▸ Goal of the exercise: All entries below are to be reproduced exactly.

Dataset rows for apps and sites

%%

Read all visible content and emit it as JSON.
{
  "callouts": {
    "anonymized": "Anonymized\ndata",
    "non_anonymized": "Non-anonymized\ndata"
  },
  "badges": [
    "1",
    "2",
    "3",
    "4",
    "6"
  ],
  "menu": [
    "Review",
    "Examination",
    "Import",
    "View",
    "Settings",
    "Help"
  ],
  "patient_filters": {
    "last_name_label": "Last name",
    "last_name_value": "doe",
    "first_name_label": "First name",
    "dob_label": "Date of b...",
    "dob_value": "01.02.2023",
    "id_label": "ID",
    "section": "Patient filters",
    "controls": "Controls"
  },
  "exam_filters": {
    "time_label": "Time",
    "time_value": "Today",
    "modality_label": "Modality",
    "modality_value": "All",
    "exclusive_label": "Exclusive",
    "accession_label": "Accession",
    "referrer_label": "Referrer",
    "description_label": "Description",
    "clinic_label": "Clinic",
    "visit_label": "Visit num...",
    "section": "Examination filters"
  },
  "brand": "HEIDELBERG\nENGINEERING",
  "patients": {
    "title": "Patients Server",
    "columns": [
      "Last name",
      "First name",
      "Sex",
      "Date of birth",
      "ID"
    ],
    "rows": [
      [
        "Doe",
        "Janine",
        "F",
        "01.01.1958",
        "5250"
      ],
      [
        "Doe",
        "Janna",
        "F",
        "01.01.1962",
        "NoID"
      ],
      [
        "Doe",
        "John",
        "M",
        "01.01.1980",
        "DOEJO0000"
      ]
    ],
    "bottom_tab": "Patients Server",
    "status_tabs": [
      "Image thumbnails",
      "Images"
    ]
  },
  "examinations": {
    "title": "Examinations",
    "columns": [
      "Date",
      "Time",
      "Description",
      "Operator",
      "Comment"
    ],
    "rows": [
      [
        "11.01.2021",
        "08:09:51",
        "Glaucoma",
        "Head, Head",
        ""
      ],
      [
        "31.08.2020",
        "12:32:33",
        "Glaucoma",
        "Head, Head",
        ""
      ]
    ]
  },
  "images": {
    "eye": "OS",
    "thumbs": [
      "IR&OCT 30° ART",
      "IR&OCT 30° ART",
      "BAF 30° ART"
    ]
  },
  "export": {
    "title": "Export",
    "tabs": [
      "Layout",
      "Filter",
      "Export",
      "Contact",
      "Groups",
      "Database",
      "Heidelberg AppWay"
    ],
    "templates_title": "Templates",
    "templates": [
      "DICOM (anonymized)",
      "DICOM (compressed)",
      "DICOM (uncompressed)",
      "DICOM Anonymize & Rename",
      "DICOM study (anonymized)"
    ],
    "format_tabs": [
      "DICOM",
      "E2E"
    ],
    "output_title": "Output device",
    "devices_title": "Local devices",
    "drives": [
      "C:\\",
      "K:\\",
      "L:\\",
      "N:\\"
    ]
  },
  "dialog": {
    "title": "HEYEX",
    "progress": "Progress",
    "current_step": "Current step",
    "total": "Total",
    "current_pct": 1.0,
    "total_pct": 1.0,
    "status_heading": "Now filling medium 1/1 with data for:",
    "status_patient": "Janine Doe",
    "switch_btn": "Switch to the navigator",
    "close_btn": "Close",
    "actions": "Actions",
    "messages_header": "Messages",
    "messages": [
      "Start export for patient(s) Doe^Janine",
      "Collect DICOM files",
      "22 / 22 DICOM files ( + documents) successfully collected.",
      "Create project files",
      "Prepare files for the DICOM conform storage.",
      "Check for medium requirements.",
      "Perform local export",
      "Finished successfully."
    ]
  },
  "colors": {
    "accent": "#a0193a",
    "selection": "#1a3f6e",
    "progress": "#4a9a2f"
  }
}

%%

▸ Output below:
Read all visible content and emit it as JSON.
{
  "callouts": {
    "anonymized": "Anonymized\ndata",
    "non_anonymized": "Non-anonymized\ndata"
  },
  "badges": [
    "1",
    "2",
    "3",
    "4",
    "6"
  ],
  "menu": [
    "Review",
    "Examination",
    "Import",
    "View",
    "Settings",
    "Help"
  ],
  "patient_filters": {
    "last_name_label": "Last name",
    "last_name_value": "doe",
    "first_name_label": "First name",
    "dob_label": "Date of b...",
    "dob_value": "01.02.2023",
    "id_label": "ID",
    "section": "Patient filters",
    "controls": "Controls"
  },
  "exam_filters": {
    "time_label": "Time",
    "time_value": "Today",
    "modality_label": "Modality",
    "modality_value": "All",
    "exclusive_label": "Exclusive",
    "accession_label": "Accession",
    "referrer_label": "Referrer",
    "description_label": "Description",
    "clinic_label": "Clinic",
    "visit_label": "Visit num...",
    "section": "Examination filters"
  },
  "brand": "HEIDELBERG\nENGINEERING",
  "patients": {
    "title": "Patients Server",
    "columns": [
      "Last name",
      "First name",
      "Sex",
      "Date of birth",
      "ID"
    ],
    "rows": [
      [
        "Doe",
        "Janine",
        "F",
        "01.01.1958",
        "5250"
      ],
      [
        "Doe",
        "Janna",
        "F",
        "01.01.1962",
        "NoID"
      ],
      [
        "Doe",
        "John",
        "M",
        "01.01.1980",
        "DOEJO0000"
      ]
    ],
    "bottom_tab": "Patients Server",
    "status_tabs": [
      "Image thumbnails",
      "Images"
    ]
  },
  "examinations": {
    "title": "Examinations",
    "columns": [
      "Date",
      "Time",
      "Description",
      "Operator",
      "Comment"
    ],
    "rows": [
      [
        "11.01.2021",
        "08:09:51",
        "Glaucoma",
        "Head, Head",
        ""
      ],
      [
        "31.08.2020",
        "12:32:33",
        "Glaucoma",
        "Head, Head",
        ""
      ]
    ]
  },
  "images": {
    "eye": "OS",
    "thumbs": [
      "IR&OCT 30° ART",
      "IR&OCT 30° ART",
      "BAF 30° ART"
    ]
  },
  "export": {
    "title": "Export",
    "tabs": [
      "Layout",
      "Filter",
      "Export",
      "Contact",
      "Groups",
      "Database",
      "Heidelberg AppWay"
    ],
    "templates_title": "Templates",
    "templates": [
      "DICOM (anonymized)",
      "DICOM (compressed)",
      "DICOM (uncompressed)",
      "DICOM Anonymize & Rename",
      "DICOM study (anonymized)"
    ],
    "format_tabs": [
      "DICOM",
      "E2E"
    ],
    "output_title": "Output device",
    "devices_title": "Local devices",
    "drives": [
      "C:\\",
      "K:\\",
      "L:\\",
      "N:\\"
    ]
  },
  "dialog": {
    "title": "HEYEX",
    "progress": "Progress",
    "current_step": "Current step",
    "total": "Total",
    "current_pct": 1.0,
    "total_pct": 1.0,
    "status_heading": "Now filling medium 1/1 with data for:",
    "status_patient": "Janine Doe",
    "switch_btn": "Switch to the navigator",
    "close_btn": "Close",
    "actions": "Actions",
    "messages_header": "Messages",
    "messages": [
      "Start export for patient(s) Doe^Janine",
      "Collect DICOM files",
      "22 / 22 DICOM files ( + documents) successfully collected.",
      "Create project files",
      "Prepare files for the DICOM conform storage.",
      "Check for medium requirements.",
      "Perform local export",
      "Finished successfully."
    ]
  },
  "colors": {
    "accent": "#a0193a",
    "selection": "#1a3f6e",
    "progress": "#4a9a2f"
  }
}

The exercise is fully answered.